(Records for this task begins)
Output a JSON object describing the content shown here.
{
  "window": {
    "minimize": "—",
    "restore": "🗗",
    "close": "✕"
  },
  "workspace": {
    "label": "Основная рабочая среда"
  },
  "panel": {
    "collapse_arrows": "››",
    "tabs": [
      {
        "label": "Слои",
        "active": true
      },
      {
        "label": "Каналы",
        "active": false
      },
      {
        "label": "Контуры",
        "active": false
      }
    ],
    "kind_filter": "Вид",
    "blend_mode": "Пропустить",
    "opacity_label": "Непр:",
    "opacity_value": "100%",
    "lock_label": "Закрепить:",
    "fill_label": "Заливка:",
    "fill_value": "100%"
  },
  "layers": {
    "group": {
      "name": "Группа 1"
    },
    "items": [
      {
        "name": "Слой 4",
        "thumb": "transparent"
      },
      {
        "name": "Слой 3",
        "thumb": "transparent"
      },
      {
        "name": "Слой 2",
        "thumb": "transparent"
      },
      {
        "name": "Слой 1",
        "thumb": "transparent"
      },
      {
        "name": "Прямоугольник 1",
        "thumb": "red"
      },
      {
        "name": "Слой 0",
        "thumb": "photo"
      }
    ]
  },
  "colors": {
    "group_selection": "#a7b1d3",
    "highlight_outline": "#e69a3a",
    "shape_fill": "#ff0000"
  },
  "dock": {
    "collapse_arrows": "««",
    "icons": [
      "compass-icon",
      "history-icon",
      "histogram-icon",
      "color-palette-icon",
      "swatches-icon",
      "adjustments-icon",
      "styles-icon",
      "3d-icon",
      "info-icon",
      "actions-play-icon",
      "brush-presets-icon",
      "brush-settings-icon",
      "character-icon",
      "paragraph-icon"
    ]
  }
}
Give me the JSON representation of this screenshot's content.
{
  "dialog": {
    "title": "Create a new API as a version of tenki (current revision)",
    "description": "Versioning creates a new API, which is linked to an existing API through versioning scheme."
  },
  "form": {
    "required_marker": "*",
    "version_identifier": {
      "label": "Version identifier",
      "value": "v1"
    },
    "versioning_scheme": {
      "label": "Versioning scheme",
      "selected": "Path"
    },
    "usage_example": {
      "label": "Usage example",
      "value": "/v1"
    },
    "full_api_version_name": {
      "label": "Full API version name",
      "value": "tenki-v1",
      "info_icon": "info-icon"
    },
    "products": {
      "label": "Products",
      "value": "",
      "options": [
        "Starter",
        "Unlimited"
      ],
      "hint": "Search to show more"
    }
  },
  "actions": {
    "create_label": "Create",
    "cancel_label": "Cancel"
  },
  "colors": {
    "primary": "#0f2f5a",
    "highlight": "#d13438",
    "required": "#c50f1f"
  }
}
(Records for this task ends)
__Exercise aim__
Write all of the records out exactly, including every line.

__Exercise answer__
Output a JSON object describing the content shown here.
{
  "window": {
    "minimize": "—",
    "restore": "🗗",
    "close": "✕"
  },
  "workspace": {
    "label": "Основная рабочая среда"
  },
  "panel": {
    "collapse_arrows": "››",
    "tabs": [
      {
        "label": "Слои",
        "active": true
      },
      {
        "label": "Каналы",
        "active": false
      },
      {
        "label": "Контуры",
        "active": false
      }
    ],
    "kind_filter": "Вид",
    "blend_mode": "Пропустить",
    "opacity_label": "Непр:",
    "opacity_value": "100%",
    "lock_label": "Закрепить:",
    "fill_label": "Заливка:",
    "fill_value": "100%"
  },
  "layers": {
    "group": {
      "name": "Группа 1"
    },
    "items": [
      {
        "name": "Слой 4",
        "thumb": "transparent"
      },
      {
        "name": "Слой 3",
        "thumb": "transparent"
      },
      {
        "name": "Слой 2",
        "thumb": "transparent"
      },
      {
        "name": "Слой 1",
        "thumb": "transparent"
      },
      {
        "name": "Прямоугольник 1",
        "thumb": "red"
      },
      {
        "name": "Слой 0",
        "thumb": "photo"
      }
    ]
  },
  "colors": {
    "group_selection": "#a7b1d3",
    "highlight_outline": "#e69a3a",
    "shape_fill": "#ff0000"
  },
  "dock": {
    "collapse_arrows": "««",
    "icons": [
      "compass-icon",
      "history-icon",
      "histogram-icon",
      "color-palette-icon",
      "swatches-icon",
      "adjustments-icon",
      "styles-icon",
      "3d-icon",
      "info-icon",
      "actions-play-icon",
      "brush-presets-icon",
      "brush-settings-icon",
      "character-icon",
      "paragraph-icon"
    ]
  }
}
Give me the JSON representation of this screenshot's content.
{
  "dialog": {
    "title": "Create a new API as a version of tenki (current revision)",
    "description": "Versioning creates a new API, which is linked to an existing API through versioning scheme."
  },
  "form": {
    "required_marker": "*",
    "version_identifier": {
      "label": "Version identifier",
      "value": "v1"
    },
    "versioning_scheme": {
      "label": "Versioning scheme",
      "selected": "Path"
    },
    "usage_example": {
      "label": "Usage example",
      "value": "/v1"
    },
    "full_api_version_name": {
      "label": "Full API version name",
      "value": "tenki-v1",
      "info_icon": "info-icon"
    },
    "products": {
      "label": "Products",
      "value": "",
      "options": [
        "Starter",
        "Unlimited"
      ],
      "hint": "Search to show more"
    }
  },
  "actions": {
    "create_label": "Create",
    "cancel_label": "Cancel"
  },
  "colors": {
    "primary": "#0f2f5a",
    "highlight": "#d13438",
    "required": "#c50f1f"
  }
}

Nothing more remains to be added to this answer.